§ What needs to be done
Reproduce the entries that follow exactly, dropping each image.

════════

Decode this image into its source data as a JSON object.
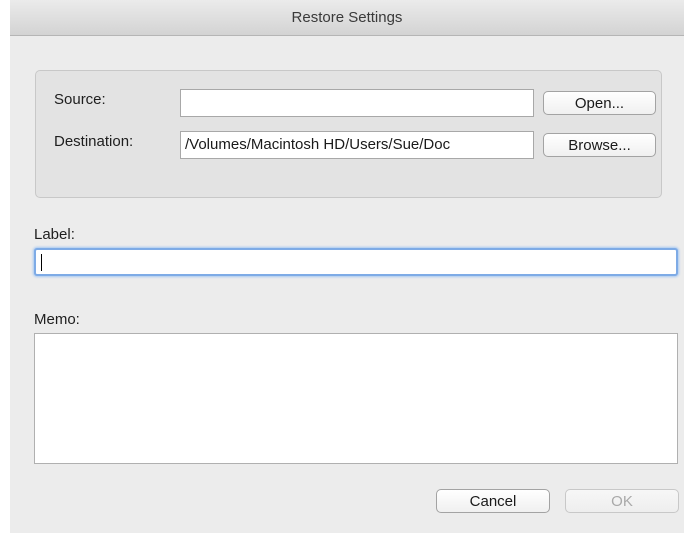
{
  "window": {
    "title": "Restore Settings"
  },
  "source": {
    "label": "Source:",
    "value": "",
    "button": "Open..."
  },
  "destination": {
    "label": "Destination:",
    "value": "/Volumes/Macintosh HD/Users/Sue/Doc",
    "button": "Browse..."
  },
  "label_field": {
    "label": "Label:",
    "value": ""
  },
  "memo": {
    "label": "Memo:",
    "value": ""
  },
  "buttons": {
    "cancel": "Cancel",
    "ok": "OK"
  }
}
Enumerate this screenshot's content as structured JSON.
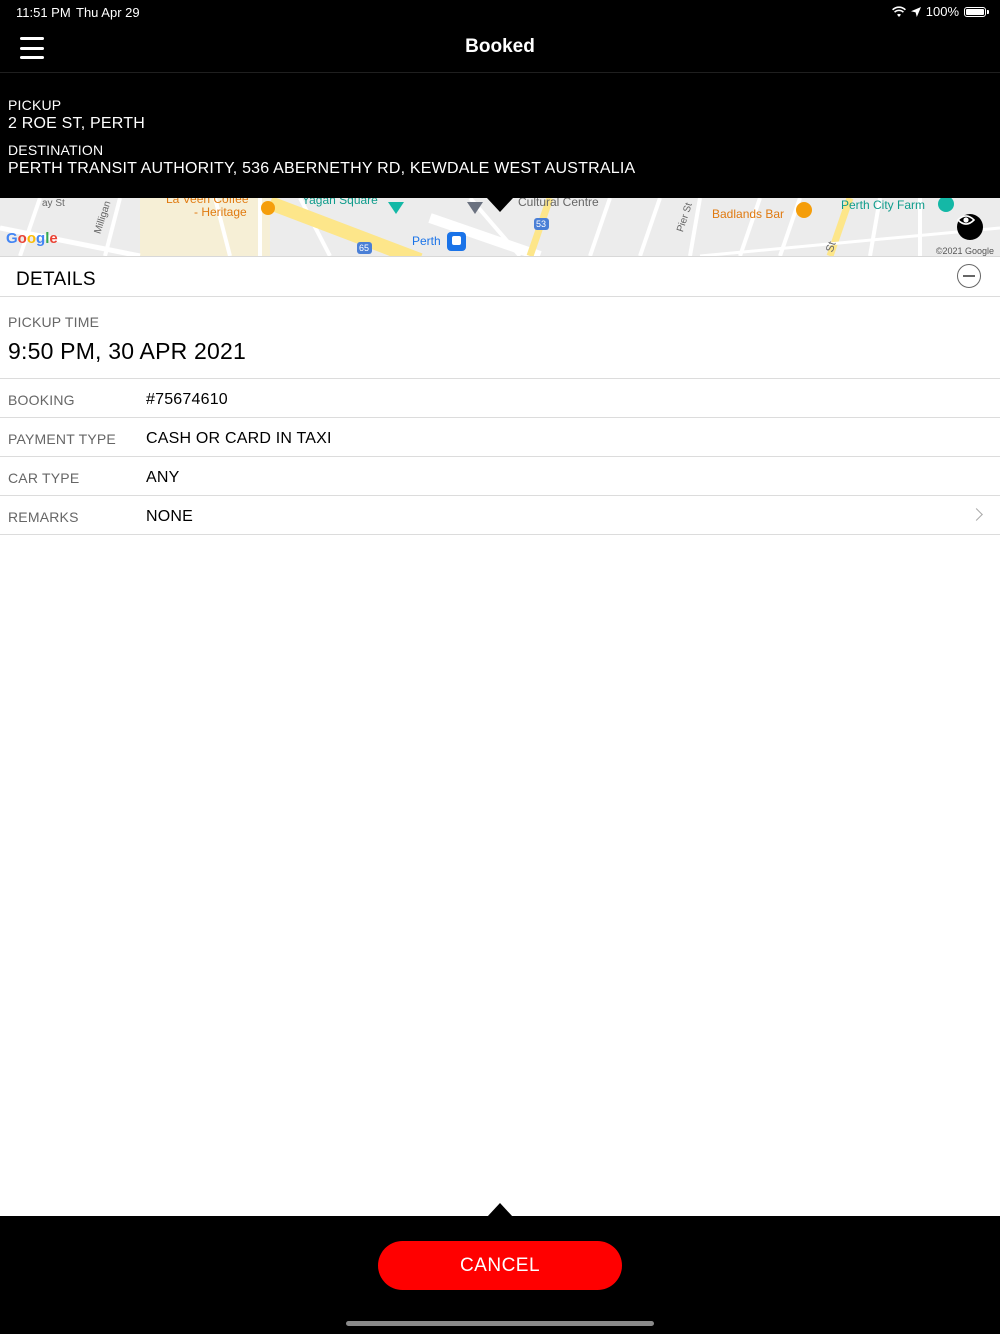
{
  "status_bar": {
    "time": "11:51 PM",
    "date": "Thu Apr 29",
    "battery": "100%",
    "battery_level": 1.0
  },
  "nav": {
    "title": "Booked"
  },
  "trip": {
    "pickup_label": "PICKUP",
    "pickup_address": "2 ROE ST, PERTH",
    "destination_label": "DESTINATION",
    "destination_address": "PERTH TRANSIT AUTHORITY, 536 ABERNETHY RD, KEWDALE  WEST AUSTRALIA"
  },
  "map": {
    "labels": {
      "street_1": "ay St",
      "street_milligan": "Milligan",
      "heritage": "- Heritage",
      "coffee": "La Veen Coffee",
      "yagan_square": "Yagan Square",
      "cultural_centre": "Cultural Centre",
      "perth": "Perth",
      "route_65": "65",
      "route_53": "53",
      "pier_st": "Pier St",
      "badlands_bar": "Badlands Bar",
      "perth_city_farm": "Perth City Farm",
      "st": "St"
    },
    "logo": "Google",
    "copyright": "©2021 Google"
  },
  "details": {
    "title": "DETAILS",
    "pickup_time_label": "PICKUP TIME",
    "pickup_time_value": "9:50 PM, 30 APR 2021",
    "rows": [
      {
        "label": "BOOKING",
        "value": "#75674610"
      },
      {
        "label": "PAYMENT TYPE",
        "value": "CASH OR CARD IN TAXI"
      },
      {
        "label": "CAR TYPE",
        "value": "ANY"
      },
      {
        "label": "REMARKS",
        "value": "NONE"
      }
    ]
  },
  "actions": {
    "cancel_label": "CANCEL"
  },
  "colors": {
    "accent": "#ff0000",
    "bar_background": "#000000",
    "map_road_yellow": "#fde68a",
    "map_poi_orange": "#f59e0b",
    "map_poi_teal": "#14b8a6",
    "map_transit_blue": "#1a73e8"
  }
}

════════

§ Final answer
Decode this image into its source data as a JSON object.
{
  "window": {
    "title": "Restore Settings"
  },
  "source": {
    "label": "Source:",
    "value": "",
    "button": "Open..."
  },
  "destination": {
    "label": "Destination:",
    "value": "/Volumes/Macintosh HD/Users/Sue/Doc",
    "button": "Browse..."
  },
  "label_field": {
    "label": "Label:",
    "value": ""
  },
  "memo": {
    "label": "Memo:",
    "value": ""
  },
  "buttons": {
    "cancel": "Cancel",
    "ok": "OK"
  }
}
Enumerate this screenshot's content as structured JSON.
{
  "status_bar": {
    "time": "11:51 PM",
    "date": "Thu Apr 29",
    "battery": "100%",
    "battery_level": 1.0
  },
  "nav": {
    "title": "Booked"
  },
  "trip": {
    "pickup_label": "PICKUP",
    "pickup_address": "2 ROE ST, PERTH",
    "destination_label": "DESTINATION",
    "destination_address": "PERTH TRANSIT AUTHORITY, 536 ABERNETHY RD, KEWDALE  WEST AUSTRALIA"
  },
  "map": {
    "labels": {
      "street_1": "ay St",
      "street_milligan": "Milligan",
      "heritage": "- Heritage",
      "coffee": "La Veen Coffee",
      "yagan_square": "Yagan Square",
      "cultural_centre": "Cultural Centre",
      "perth": "Perth",
      "route_65": "65",
      "route_53": "53",
      "pier_st": "Pier St",
      "badlands_bar": "Badlands Bar",
      "perth_city_farm": "Perth City Farm",
      "st": "St"
    },
    "logo": "Google",
    "copyright": "©2021 Google"
  },
  "details": {
    "title": "DETAILS",
    "pickup_time_label": "PICKUP TIME",
    "pickup_time_value": "9:50 PM, 30 APR 2021",
    "rows": [
      {
        "label": "BOOKING",
        "value": "#75674610"
      },
      {
        "label": "PAYMENT TYPE",
        "value": "CASH OR CARD IN TAXI"
      },
      {
        "label": "CAR TYPE",
        "value": "ANY"
      },
      {
        "label": "REMARKS",
        "value": "NONE"
      }
    ]
  },
  "actions": {
    "cancel_label": "CANCEL"
  },
  "colors": {
    "accent": "#ff0000",
    "bar_background": "#000000",
    "map_road_yellow": "#fde68a",
    "map_poi_orange": "#f59e0b",
    "map_poi_teal": "#14b8a6",
    "map_transit_blue": "#1a73e8"
  }
}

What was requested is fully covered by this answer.